According to a report Friday night from Over the Cap, the New Orleans Saints and quarterback Drew Brees recently worked out a contract renegotiation that will reduce the player’s 2021 salary cap charge by nearly $24 million and thus help the team out of a huge hole prior to the start of the new league year on March 17. Since this report surfaced, I have seen other sites foolishly attempt to compare what Brees and the Saints did to what the Pittsburgh Steelers might do with quarterback Ben Roethlisberger in the next six weeks. Let me fully explain what the Saints just did with Brees and why comparing it to what the Steelers might do with Roethlisberger is way wrong.
Per league source the #Saints have renegotiated Drew Brees' contract to open up nearly $24M in cap space for 2021.
— Jason_OTC (@Jason_OTC) February 6, 2021
For starters, Brees’ contract already ran through 2023 prior to his recent restructure. Those extra years were added last March when the quarterback signed a two-year, $50 million extension to help free up cap space for the 2020 season. Both sides knew at that time that 2020 would likely be Brees’ final season. Just in case it wasn’t, Brees agreed to have a base salary of $25 million in 2021 with 2022 and 2023 being voidable years.
The #Saints agree to terms with QB Drew Brees, source said. He gets a 2-year deal worth roughly $50M. Never in doubt, but now done. And Brees took less to help the team continue to build.

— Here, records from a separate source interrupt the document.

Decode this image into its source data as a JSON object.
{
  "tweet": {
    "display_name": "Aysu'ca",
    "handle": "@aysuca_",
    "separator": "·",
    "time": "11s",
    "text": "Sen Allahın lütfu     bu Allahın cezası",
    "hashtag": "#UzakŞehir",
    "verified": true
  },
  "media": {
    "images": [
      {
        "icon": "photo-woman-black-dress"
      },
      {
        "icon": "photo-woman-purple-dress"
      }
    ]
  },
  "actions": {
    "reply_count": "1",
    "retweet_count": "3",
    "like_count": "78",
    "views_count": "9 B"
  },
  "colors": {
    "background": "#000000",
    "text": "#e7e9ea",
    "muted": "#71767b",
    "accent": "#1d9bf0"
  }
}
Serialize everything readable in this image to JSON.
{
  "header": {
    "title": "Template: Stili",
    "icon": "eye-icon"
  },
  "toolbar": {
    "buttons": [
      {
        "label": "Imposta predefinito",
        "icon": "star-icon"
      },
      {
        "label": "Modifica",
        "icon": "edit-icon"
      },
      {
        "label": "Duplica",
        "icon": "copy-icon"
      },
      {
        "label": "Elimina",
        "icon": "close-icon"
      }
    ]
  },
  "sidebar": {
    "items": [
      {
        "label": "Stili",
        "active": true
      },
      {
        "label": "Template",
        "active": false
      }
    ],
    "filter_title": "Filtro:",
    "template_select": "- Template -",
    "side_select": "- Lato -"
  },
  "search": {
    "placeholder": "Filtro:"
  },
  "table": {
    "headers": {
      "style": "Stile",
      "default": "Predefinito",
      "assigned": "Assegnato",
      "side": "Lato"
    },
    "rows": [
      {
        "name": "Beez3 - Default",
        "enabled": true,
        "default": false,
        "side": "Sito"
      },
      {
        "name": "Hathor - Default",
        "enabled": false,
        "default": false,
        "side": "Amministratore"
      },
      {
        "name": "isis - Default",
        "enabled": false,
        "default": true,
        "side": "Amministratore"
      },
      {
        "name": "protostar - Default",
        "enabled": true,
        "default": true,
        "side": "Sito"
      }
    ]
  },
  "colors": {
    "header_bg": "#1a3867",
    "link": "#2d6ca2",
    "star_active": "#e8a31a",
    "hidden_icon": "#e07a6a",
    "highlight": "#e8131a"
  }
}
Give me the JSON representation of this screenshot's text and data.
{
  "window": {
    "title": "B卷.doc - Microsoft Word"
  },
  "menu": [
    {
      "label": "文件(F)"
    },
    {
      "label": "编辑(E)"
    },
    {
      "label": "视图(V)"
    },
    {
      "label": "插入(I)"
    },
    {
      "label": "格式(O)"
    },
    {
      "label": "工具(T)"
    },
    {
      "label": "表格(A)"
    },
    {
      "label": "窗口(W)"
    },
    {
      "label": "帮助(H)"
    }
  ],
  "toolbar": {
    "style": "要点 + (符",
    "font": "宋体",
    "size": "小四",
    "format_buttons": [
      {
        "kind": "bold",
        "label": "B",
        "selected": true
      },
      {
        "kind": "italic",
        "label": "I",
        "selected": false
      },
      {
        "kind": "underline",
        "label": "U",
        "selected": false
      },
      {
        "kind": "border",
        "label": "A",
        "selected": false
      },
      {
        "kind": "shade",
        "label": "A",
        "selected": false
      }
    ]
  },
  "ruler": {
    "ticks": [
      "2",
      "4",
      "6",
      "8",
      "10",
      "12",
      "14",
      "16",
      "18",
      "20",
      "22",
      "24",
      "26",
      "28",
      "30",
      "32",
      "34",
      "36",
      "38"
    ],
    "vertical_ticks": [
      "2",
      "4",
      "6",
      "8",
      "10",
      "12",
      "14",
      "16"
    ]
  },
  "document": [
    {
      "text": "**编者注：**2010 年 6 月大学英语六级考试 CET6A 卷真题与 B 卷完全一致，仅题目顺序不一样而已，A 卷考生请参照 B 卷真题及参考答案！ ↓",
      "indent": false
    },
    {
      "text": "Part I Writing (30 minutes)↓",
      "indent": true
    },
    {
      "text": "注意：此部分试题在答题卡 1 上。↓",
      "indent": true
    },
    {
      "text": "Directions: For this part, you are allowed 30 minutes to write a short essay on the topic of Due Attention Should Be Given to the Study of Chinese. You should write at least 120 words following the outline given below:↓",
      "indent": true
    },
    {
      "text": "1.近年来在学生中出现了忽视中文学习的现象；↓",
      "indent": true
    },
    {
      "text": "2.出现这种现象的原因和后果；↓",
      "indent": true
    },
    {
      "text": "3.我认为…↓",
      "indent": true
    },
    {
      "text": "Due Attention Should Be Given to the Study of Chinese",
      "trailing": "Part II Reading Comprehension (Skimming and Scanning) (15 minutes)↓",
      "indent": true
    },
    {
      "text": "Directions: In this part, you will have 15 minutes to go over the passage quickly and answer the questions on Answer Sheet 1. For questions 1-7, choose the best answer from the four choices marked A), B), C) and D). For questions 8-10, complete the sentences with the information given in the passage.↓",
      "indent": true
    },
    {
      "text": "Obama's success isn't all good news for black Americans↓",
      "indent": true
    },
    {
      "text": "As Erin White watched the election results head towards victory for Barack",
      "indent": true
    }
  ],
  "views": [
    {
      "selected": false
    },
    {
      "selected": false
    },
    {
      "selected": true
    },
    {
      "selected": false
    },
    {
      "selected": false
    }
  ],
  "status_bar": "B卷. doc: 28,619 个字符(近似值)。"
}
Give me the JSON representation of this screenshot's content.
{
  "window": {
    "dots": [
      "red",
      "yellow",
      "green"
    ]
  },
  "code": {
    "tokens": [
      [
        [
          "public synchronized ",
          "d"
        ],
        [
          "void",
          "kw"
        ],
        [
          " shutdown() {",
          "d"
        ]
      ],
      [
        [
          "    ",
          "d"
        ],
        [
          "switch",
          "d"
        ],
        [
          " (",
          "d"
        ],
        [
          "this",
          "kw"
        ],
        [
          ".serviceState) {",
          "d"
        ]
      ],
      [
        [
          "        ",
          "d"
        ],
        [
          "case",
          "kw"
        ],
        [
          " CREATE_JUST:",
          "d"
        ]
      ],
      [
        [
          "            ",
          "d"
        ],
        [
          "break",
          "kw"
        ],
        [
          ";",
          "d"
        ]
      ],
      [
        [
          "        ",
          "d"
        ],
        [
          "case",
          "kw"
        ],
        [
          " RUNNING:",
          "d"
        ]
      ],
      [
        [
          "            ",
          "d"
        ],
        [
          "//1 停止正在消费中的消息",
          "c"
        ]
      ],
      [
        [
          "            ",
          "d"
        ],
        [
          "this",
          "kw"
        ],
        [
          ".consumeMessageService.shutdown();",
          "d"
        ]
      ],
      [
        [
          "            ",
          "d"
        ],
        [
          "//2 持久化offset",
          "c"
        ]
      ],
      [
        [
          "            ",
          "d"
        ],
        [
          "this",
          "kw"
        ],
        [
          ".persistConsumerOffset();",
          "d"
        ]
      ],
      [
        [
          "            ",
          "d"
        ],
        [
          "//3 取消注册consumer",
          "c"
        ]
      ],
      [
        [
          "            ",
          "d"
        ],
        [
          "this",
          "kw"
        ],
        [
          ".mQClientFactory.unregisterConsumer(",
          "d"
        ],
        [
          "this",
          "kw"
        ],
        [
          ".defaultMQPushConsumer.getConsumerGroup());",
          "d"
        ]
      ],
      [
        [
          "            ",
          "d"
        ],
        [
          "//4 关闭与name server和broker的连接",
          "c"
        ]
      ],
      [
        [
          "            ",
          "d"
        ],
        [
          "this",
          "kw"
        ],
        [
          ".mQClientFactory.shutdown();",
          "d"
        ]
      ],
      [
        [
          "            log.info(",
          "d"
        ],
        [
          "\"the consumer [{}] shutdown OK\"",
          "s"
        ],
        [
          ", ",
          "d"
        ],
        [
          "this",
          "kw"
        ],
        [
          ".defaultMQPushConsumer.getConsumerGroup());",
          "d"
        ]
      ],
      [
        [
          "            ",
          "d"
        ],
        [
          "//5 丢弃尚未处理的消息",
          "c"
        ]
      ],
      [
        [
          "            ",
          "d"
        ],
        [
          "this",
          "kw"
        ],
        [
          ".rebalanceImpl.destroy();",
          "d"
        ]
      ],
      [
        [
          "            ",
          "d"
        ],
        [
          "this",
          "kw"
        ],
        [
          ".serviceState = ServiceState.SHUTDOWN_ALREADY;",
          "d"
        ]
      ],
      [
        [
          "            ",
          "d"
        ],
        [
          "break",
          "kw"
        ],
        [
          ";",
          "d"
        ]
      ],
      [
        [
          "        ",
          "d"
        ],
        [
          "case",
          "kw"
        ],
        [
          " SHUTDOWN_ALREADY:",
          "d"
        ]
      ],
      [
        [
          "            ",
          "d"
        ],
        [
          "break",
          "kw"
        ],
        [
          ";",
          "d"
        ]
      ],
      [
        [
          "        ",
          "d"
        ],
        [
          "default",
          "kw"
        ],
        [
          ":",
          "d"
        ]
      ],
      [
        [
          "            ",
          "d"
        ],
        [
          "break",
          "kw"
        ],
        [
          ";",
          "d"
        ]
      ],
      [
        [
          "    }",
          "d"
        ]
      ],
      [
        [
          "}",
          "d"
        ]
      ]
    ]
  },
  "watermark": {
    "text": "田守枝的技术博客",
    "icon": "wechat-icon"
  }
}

— Ian Rapoport (@RapSheet) March 17, 2020
Drew Brees' contract breakdown:
$23M roster bonus (treated as a signing bonus for cap purposes)
2020 base salary: $2M
2021 base salary: $25M
2022-2023: Void years
The bonus and voidable years allow for a modest 2020 cap figure as the Saints keep building their roster.
— Field Yates (@FieldYates) March 18, 2020
Below is what Brees’ contract looked like after signing his extension last March.
So, what happened this week with Brees’ contract and why did it happen?
As you can see, Brees, who we all know is going to retire this offseason, was scheduled to count $36.15 million against the Saints 2021 salary cap. If the Saints were to cut or place him on the retired list before June 1, they would save the $25 million base salary, but Brees’ dead money would have jumped from $11.15 million to $22.65 million because of the acceleration of the prorated signing bonus amounts in 2022 and 2023. In short, the Saints would have cleared just $13.5 million in 2021 salary cap space had a move been made prior to June 1 with his contract as is.
So, what happened with Brees’ contract this week and how will it make a difference.
What happened this week is that Brees agreed to a flat pay cut in 2021. With him not playing, he agreed to have his $25 million base salary dropped down to the minimum of $1.075 million. He’s not getting any of that money, so it was merely a move on paper to help the team. In dropping his salary to the minimum, Brees helped the Saints instantly clear nearly $24 million in 2021 salary cap space.
So, here’s the real kicker. With Brees’ contract being dropped nearly $24 million for 2021 the Saints can now afford to keep him under contract through June 1. On June 2, they can place him on the Reserve/Retired list and at that point, the prorated bonus amounts in 2022 and 2023 that total $11.5 million won’t escalate into 2021. Instead, the remaining prorated bonus amounts escalate into 2022 as a dead money charge of $11.5 million.
So, by getting Brees to cut his paper salary by nearly $24 million this week, the Saints not only get instant salary cap relief ahead of the start of the new league, but they also get themselves time bought so that the quarterback’s bonus proration amounts for 2022 and 2023 don’t escalate into 2021 as dead money.
So, to summarize, Brees only took a $23.925 million pay cut on paper this week. That’s it, that’s all that happened.
See how this is not even close to what is likely to happen with Roethlisberger in the coming weeks?
Roethlisberger is due a $4 million base salary in 2021 and another $15 million in the form of a March roster bonus. What’s most likely going to happen with him is that all but $1.075 million of the total $19 million will be turned into a signing bonus as part of an extension that includes some number of voidable years. That extension will be from two to four years, depending on how much cap space the Steelers want to save in 2021. In short, expect Roethlisberger to still get his $19 million in 2021 and with most of it coming in the form of a signing bonus in the coming weeks.
As part of a Roethlisberger extension that will likely include voidable years, we could see the team and the quarterback work out a very defined salary amount for the 2022 season that doesn’t void right after the 2021 season. In short, and assuming 2021 winds up being Roethlisberger’s final season in the NFL, we could see the two sides do something similar to what the Saints did this past week with Brees a year from now so that the Steelers can lessen a full dead money hit in 2022.
I hope all the above explains why what the Saints did with Brees this week is totally different from what the Steelers will likely do with Roethlisberger in the next six weeks. This is why people that do not understand contracts and the salary cap shouldn’t write about either topic.